__WHAT THE TASK ASKS__. Without including any pictures, copy every line below exactly.

__DATA TO PROCESS__.
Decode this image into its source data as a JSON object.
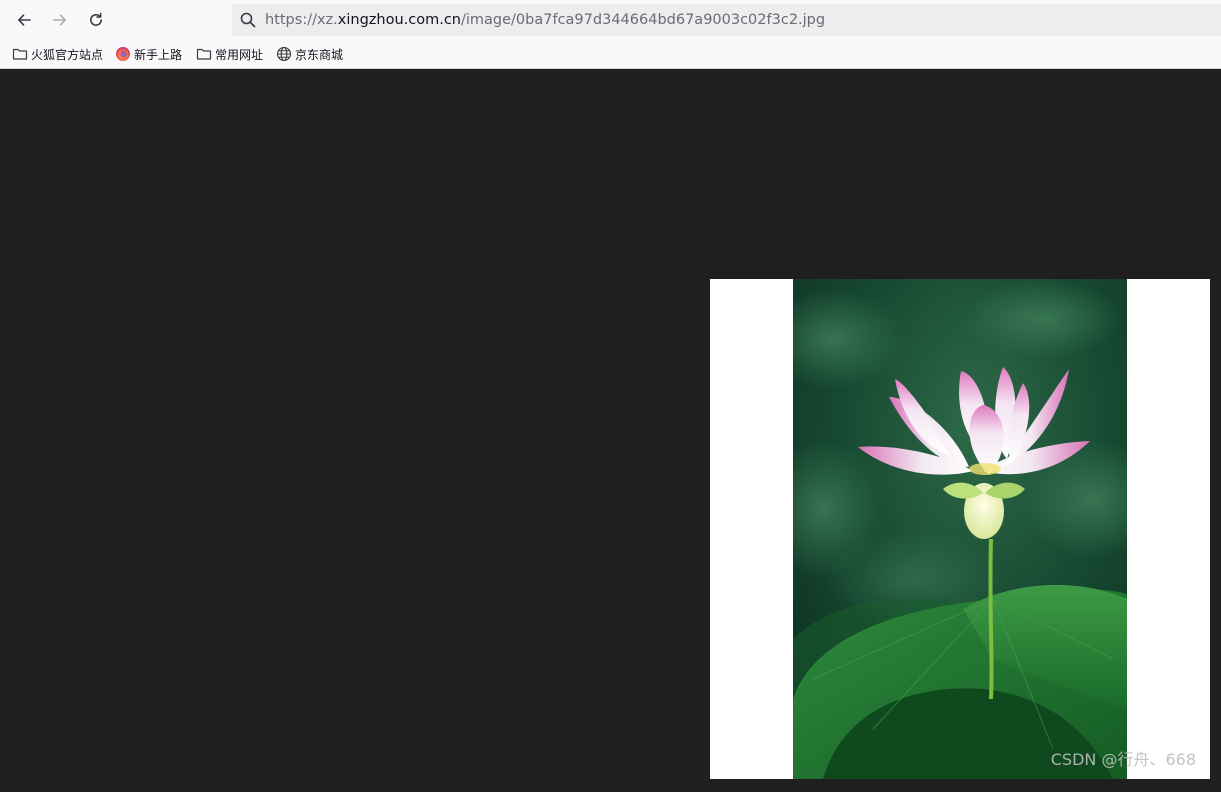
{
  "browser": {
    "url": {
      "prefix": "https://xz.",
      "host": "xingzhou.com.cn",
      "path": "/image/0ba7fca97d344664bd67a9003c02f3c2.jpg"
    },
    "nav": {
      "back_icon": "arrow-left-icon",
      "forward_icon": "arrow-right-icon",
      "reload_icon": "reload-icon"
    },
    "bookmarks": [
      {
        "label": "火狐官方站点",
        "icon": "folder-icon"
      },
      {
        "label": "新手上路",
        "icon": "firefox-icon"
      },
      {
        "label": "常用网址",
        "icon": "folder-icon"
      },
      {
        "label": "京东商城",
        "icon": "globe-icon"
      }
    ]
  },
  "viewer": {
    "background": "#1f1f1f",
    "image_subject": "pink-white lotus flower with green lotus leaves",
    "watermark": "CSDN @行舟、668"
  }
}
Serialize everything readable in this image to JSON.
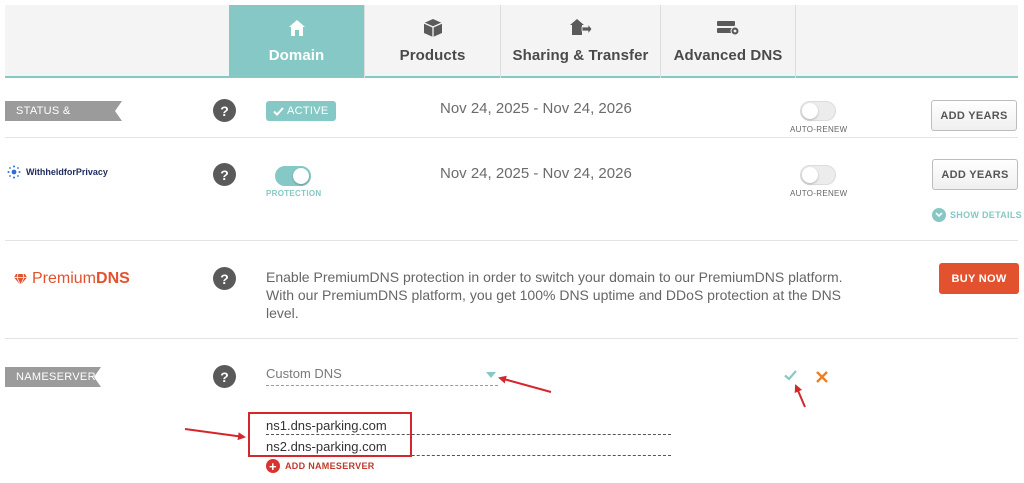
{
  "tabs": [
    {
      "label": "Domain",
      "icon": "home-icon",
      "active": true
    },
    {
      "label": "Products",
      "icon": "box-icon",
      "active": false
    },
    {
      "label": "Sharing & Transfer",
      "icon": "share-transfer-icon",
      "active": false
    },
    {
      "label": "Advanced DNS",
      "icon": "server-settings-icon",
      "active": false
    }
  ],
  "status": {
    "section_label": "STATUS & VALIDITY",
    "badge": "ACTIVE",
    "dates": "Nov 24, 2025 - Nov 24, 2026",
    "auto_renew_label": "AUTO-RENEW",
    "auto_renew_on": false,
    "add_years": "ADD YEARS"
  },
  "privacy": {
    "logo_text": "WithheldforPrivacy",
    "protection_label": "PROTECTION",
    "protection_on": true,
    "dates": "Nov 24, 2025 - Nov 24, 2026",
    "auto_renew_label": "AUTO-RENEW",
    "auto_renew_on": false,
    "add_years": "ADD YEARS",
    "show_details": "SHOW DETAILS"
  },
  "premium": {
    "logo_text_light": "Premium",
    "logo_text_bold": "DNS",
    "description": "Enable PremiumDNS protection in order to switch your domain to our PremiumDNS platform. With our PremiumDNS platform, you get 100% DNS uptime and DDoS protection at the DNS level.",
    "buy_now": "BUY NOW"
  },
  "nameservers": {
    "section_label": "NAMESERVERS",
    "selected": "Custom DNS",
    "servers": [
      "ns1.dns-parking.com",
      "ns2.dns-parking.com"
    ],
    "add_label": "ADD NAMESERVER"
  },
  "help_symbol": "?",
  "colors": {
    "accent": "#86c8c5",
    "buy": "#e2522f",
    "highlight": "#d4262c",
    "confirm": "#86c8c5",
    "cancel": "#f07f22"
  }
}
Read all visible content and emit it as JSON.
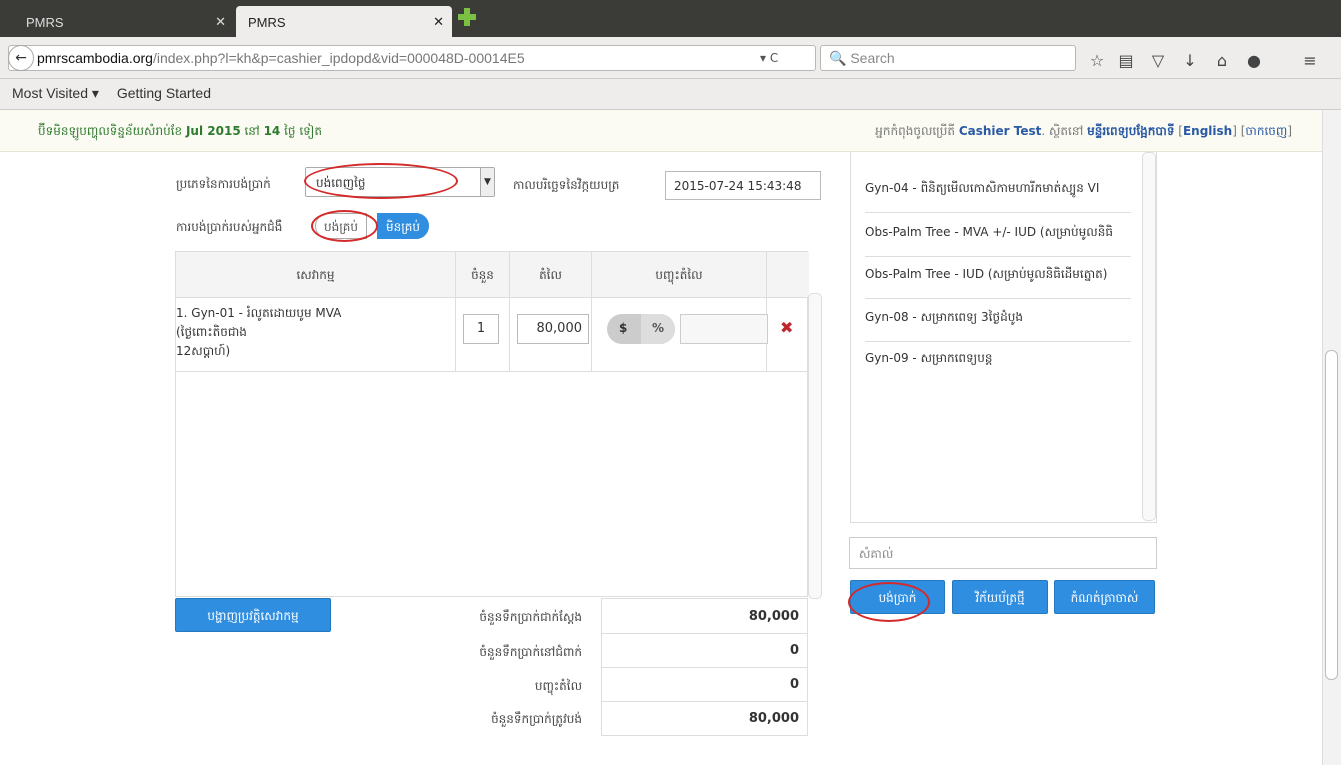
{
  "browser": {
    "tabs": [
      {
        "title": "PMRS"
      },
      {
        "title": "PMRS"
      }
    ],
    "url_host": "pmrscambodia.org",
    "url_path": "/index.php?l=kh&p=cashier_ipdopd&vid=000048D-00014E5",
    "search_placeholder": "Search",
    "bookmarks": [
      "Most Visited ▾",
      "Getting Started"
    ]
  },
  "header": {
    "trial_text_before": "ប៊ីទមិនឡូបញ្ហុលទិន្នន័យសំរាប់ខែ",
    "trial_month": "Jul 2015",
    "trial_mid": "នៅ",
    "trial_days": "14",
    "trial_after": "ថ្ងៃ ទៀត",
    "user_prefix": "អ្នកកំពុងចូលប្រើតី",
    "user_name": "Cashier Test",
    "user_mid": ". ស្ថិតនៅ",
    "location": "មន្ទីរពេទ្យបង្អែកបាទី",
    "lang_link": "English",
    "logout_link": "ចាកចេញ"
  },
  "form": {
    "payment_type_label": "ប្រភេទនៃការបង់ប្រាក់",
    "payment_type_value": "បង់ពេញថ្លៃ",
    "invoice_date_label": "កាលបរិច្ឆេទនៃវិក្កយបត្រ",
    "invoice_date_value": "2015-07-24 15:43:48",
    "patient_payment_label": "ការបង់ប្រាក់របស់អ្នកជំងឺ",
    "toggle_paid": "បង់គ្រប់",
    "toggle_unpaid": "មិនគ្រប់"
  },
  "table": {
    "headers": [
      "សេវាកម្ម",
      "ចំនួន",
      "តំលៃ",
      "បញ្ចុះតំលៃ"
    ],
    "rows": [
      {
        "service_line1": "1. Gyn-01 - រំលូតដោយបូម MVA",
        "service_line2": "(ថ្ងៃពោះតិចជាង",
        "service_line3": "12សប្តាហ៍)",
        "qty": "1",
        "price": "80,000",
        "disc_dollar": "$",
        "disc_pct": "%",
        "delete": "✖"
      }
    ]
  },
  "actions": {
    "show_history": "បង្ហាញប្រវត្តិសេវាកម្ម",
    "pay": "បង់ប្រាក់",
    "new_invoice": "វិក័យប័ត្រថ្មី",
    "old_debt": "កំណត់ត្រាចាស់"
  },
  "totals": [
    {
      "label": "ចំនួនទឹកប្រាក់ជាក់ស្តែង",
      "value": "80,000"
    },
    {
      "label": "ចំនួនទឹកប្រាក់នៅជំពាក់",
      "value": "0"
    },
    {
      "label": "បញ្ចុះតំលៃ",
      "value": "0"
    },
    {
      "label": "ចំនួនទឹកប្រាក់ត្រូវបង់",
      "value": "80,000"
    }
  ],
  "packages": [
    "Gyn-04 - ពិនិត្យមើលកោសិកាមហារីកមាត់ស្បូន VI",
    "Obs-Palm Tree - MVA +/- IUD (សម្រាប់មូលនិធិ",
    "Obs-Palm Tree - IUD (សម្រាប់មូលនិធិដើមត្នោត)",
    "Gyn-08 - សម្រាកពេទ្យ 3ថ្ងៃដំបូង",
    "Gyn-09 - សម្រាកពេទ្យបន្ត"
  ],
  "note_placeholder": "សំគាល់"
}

__WORKED SOLUTION__.
Decode this image into its source data as a JSON object.
{
  "browser": {
    "url": {
      "prefix": "https://xz.",
      "host": "xingzhou.com.cn",
      "path": "/image/0ba7fca97d344664bd67a9003c02f3c2.jpg"
    },
    "nav": {
      "back_icon": "arrow-left-icon",
      "forward_icon": "arrow-right-icon",
      "reload_icon": "reload-icon"
    },
    "bookmarks": [
      {
        "label": "火狐官方站点",
        "icon": "folder-icon"
      },
      {
        "label": "新手上路",
        "icon": "firefox-icon"
      },
      {
        "label": "常用网址",
        "icon": "folder-icon"
      },
      {
        "label": "京东商城",
        "icon": "globe-icon"
      }
    ]
  },
  "viewer": {
    "background": "#1f1f1f",
    "image_subject": "pink-white lotus flower with green lotus leaves",
    "watermark": "CSDN @行舟、668"
  }
}
Serialize everything readable in this image to JSON.
{
  "tabs": [
    {
      "label": "Domain",
      "icon": "home-icon",
      "active": true
    },
    {
      "label": "Products",
      "icon": "box-icon",
      "active": false
    },
    {
      "label": "Sharing & Transfer",
      "icon": "share-transfer-icon",
      "active": false
    },
    {
      "label": "Advanced DNS",
      "icon": "server-settings-icon",
      "active": false
    }
  ],
  "status": {
    "section_label": "STATUS & VALIDITY",
    "badge": "ACTIVE",
    "dates": "Nov 24, 2025 - Nov 24, 2026",
    "auto_renew_label": "AUTO-RENEW",
    "auto_renew_on": false,
    "add_years": "ADD YEARS"
  },
  "privacy": {
    "logo_text": "WithheldforPrivacy",
    "protection_label": "PROTECTION",
    "protection_on": true,
    "dates": "Nov 24, 2025 - Nov 24, 2026",
    "auto_renew_label": "AUTO-RENEW",
    "auto_renew_on": false,
    "add_years": "ADD YEARS",
    "show_details": "SHOW DETAILS"
  },
  "premium": {
    "logo_text_light": "Premium",
    "logo_text_bold": "DNS",
    "description": "Enable PremiumDNS protection in order to switch your domain to our PremiumDNS platform. With our PremiumDNS platform, you get 100% DNS uptime and DDoS protection at the DNS level.",
    "buy_now": "BUY NOW"
  },
  "nameservers": {
    "section_label": "NAMESERVERS",
    "selected": "Custom DNS",
    "servers": [
      "ns1.dns-parking.com",
      "ns2.dns-parking.com"
    ],
    "add_label": "ADD NAMESERVER"
  },
  "help_symbol": "?",
  "colors": {
    "accent": "#86c8c5",
    "buy": "#e2522f",
    "highlight": "#d4262c",
    "confirm": "#86c8c5",
    "cancel": "#f07f22"
  }
}
Read all visible content and emit it as JSON.
{
  "browser": {
    "tabs": [
      {
        "title": "PMRS"
      },
      {
        "title": "PMRS"
      }
    ],
    "url_host": "pmrscambodia.org",
    "url_path": "/index.php?l=kh&p=cashier_ipdopd&vid=000048D-00014E5",
    "search_placeholder": "Search",
    "bookmarks": [
      "Most Visited ▾",
      "Getting Started"
    ]
  },
  "header": {
    "trial_text_before": "ប៊ីទមិនឡូបញ្ហុលទិន្នន័យសំរាប់ខែ",
    "trial_month": "Jul 2015",
    "trial_mid": "នៅ",
    "trial_days": "14",
    "trial_after": "ថ្ងៃ ទៀត",
    "user_prefix": "អ្នកកំពុងចូលប្រើតី",
    "user_name": "Cashier Test",
    "user_mid": ". ស្ថិតនៅ",
    "location": "មន្ទីរពេទ្យបង្អែកបាទី",
    "lang_link": "English",
    "logout_link": "ចាកចេញ"
  },
  "form": {
    "payment_type_label": "ប្រភេទនៃការបង់ប្រាក់",
    "payment_type_value": "បង់ពេញថ្លៃ",
    "invoice_date_label": "កាលបរិច្ឆេទនៃវិក្កយបត្រ",
    "invoice_date_value": "2015-07-24 15:43:48",
    "patient_payment_label": "ការបង់ប្រាក់របស់អ្នកជំងឺ",
    "toggle_paid": "បង់គ្រប់",
    "toggle_unpaid": "មិនគ្រប់"
  },
  "table": {
    "headers": [
      "សេវាកម្ម",
      "ចំនួន",
      "តំលៃ",
      "បញ្ចុះតំលៃ"
    ],
    "rows": [
      {
        "service_line1": "1. Gyn-01 - រំលូតដោយបូម MVA",
        "service_line2": "(ថ្ងៃពោះតិចជាង",
        "service_line3": "12សប្តាហ៍)",
        "qty": "1",
        "price": "80,000",
        "disc_dollar": "$",
        "disc_pct": "%",
        "delete": "✖"
      }
    ]
  },
  "actions": {
    "show_history": "បង្ហាញប្រវត្តិសេវាកម្ម",
    "pay": "បង់ប្រាក់",
    "new_invoice": "វិក័យប័ត្រថ្មី",
    "old_debt": "កំណត់ត្រាចាស់"
  },
  "totals": [
    {
      "label": "ចំនួនទឹកប្រាក់ជាក់ស្តែង",
      "value": "80,000"
    },
    {
      "label": "ចំនួនទឹកប្រាក់នៅជំពាក់",
      "value": "0"
    },
    {
      "label": "បញ្ចុះតំលៃ",
      "value": "0"
    },
    {
      "label": "ចំនួនទឹកប្រាក់ត្រូវបង់",
      "value": "80,000"
    }
  ],
  "packages": [
    "Gyn-04 - ពិនិត្យមើលកោសិកាមហារីកមាត់ស្បូន VI",
    "Obs-Palm Tree - MVA +/- IUD (សម្រាប់មូលនិធិ",
    "Obs-Palm Tree - IUD (សម្រាប់មូលនិធិដើមត្នោត)",
    "Gyn-08 - សម្រាកពេទ្យ 3ថ្ងៃដំបូង",
    "Gyn-09 - សម្រាកពេទ្យបន្ត"
  ],
  "note_placeholder": "សំគាល់"
}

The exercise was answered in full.